# Goal of the exercise:
The word "selected" marks the lines to find; copy every such line from the data below.

+++ Data records +++

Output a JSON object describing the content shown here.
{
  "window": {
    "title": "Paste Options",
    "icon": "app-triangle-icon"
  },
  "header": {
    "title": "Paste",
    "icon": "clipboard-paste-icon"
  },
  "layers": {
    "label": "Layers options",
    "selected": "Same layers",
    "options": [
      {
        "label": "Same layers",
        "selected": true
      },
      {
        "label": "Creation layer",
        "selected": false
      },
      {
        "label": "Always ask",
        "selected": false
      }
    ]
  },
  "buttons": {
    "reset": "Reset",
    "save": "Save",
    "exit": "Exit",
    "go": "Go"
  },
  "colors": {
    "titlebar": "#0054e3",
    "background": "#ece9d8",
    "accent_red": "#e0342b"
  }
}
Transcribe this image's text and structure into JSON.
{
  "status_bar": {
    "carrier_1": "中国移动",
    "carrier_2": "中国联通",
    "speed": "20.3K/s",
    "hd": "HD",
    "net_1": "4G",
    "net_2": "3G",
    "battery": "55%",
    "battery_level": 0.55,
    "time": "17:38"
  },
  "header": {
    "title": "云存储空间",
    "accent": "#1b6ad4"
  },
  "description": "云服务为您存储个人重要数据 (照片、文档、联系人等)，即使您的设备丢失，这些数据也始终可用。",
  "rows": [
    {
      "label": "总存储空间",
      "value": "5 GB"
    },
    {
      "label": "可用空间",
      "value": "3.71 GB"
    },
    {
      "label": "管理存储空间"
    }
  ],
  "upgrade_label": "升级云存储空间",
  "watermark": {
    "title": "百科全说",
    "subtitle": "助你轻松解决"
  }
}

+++

# Finished exercise:
    "selected": "Same layers",
        "selected": true
        "selected": false
        "selected": false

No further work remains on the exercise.